BEGIN SOURCE RECORDS

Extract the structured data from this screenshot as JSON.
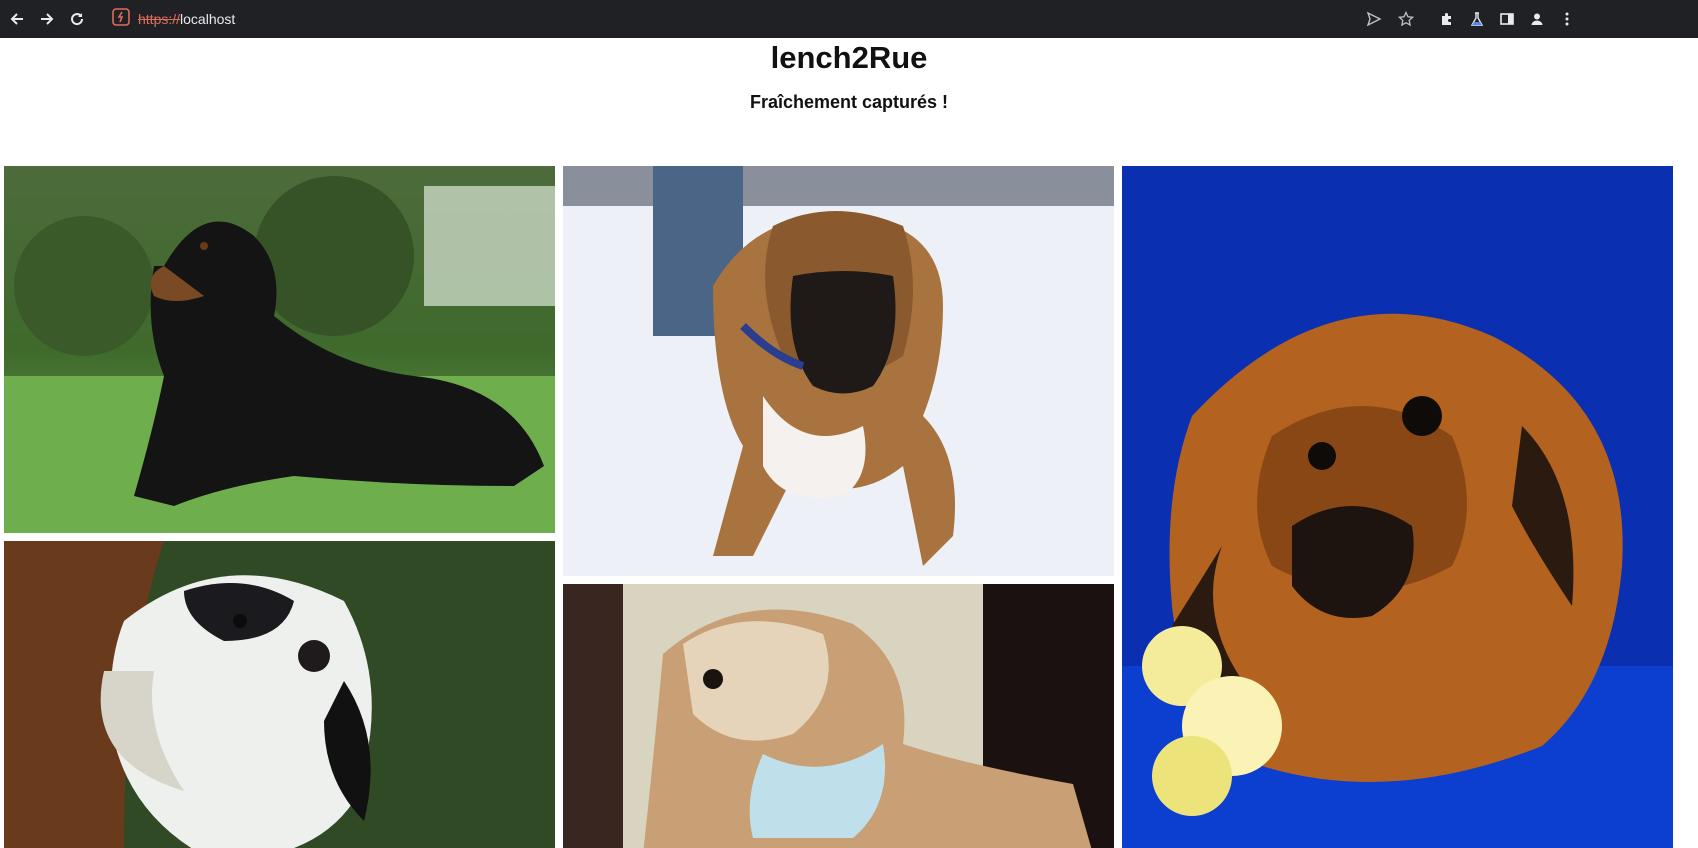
{
  "browser": {
    "url_scheme": "https://",
    "url_host": "localhost",
    "icons": [
      "back-arrow-icon",
      "forward-arrow-icon",
      "reload-icon",
      "site-info-icon",
      "send-icon",
      "star-icon",
      "puzzle-icon",
      "lab-flask-icon",
      "side-panel-icon",
      "profile-icon",
      "kebab-menu-icon"
    ]
  },
  "header": {
    "title": "lench2Rue",
    "subtitle": "Fraîchement capturés !"
  },
  "gallery": {
    "photos": [
      {
        "name": "gordon-setter-photo",
        "subject": "black and tan dog lying on grass"
      },
      {
        "name": "boxer-photo",
        "subject": "boxer dog on snow"
      },
      {
        "name": "pekingese-photo",
        "subject": "pekingese dog on blue background with flowers"
      },
      {
        "name": "setter-puppy-photo",
        "subject": "white and black puppy"
      },
      {
        "name": "shih-tzu-photo",
        "subject": "fluffy dog with bandana"
      }
    ]
  }
}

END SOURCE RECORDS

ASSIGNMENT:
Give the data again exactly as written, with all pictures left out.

SOLUTION BELOW:
Extract the structured data from this screenshot as JSON.
{
  "browser": {
    "url_scheme": "https://",
    "url_host": "localhost",
    "icons": [
      "back-arrow-icon",
      "forward-arrow-icon",
      "reload-icon",
      "site-info-icon",
      "send-icon",
      "star-icon",
      "puzzle-icon",
      "lab-flask-icon",
      "side-panel-icon",
      "profile-icon",
      "kebab-menu-icon"
    ]
  },
  "header": {
    "title": "lench2Rue",
    "subtitle": "Fraîchement capturés !"
  },
  "gallery": {
    "photos": [
      {
        "name": "gordon-setter-photo",
        "subject": "black and tan dog lying on grass"
      },
      {
        "name": "boxer-photo",
        "subject": "boxer dog on snow"
      },
      {
        "name": "pekingese-photo",
        "subject": "pekingese dog on blue background with flowers"
      },
      {
        "name": "setter-puppy-photo",
        "subject": "white and black puppy"
      },
      {
        "name": "shih-tzu-photo",
        "subject": "fluffy dog with bandana"
      }
    ]
  }
}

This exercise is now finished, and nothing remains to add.